Also, its warmth was much diminished as revealed in the start of the cooler days of winter. But this disturbed people who endeavored to invigorate the sun by lighting rows and rows of lamps to warm it up!
Several names have been given to this twinkling lamp festival through the ages: Yaksha ratri, Mahimani, Deepastava, Deep-mallika, Deepmala, Deepa-prati-padostava, Sukah ratri, and many more. Today it is commonly known as Deepavali or Diwali, the festival of lights.
Diya for Meditation
The lighted lamp is used for concentration of the mind during meditation, and lit in doorways for the benefit of the weary traveler. It is used as a sacred and auspicious motif for wedding and greetings, and cupped between 2 sheltering palms, the lighted lamp, emblem of the Indian Life Insurance Corporation, symbolizes life and security.
The car festivals observed by temples of Karnataka and Pun are incomplete without the placing of dozens of lighted lamps on the edges of the chariots which are drawn down the roads of the towns.
We encounter lighted lamps in all kinds of places and milieus through the length and breadth of our vast country simply because for us the glowing diya is sacred.
At the spectacular Ganga puja at Hardwar, there are hundreds of lighted lamps, each placed in a small leaf cup which is set afloat in the river at night. The twinkling minuscule lamp-boats look exquisitely beautiful, as they moved tranquilly down the waters.
It was S.L.Haldankar, the famed painter of Kerala, who immortalized the humble lamp in his famous painting of woman with lamp. Even today, no one can see the beautifully realistic glow of the lamp falling on the woman’s face without getting a lump in the throat.

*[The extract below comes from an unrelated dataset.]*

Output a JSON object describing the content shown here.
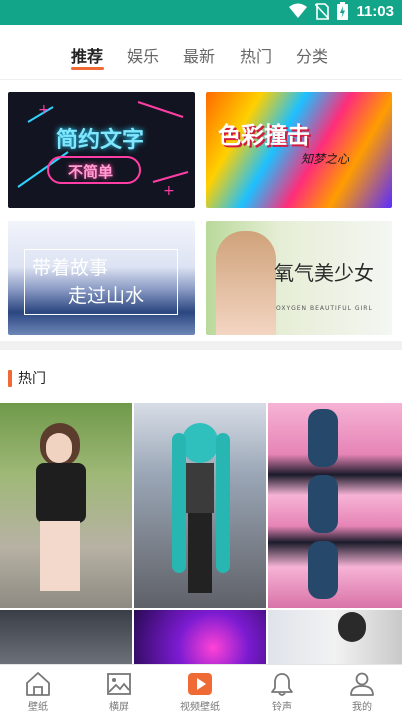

And then, of course, who can forget Florence Nightingale, the lady with the lamp, as she was lovingly called by the wounded soldiers of the Crimean War.
There is such a mind-boggling variety of lamps available in the markets these days that it is easy to choose one for gifting on any occasion, be it a wedding or a birthday. There can be no such thing as having too many lamps in the house. They can blend into any decor and add an artistic touch to the surroundings.
Light a lamp today and let it illuminate your way through life!
Ankit Sinha (author) from India on December 09, 2013:
Thanks for visiting. Not always a good idea to refer Wiki as an authority source when they themselves mention above that "This article needs additional citations for verification". Anyhow, I did a bit more research and you seem to be right so I have updated the article. Thanks again!
Shyam on December 08, 2013:
I'm the webmaster of OrangeCarton. The above mentioned article was written after days of research.
You can see the details about this at here:
hope that helps
Ankit Sinha (author) from India on October 11, 2013:
Thanks for the information! However, the source you have mentioned is not one which is an authority and can be trusted 100%. Therefore, I am keeping your comment to provide both the perspectives.
Ridhima Ahuja on October 10, 2013:
The painting you have mentioned about (Ravi Verma) is actually of S.L.Haldankar.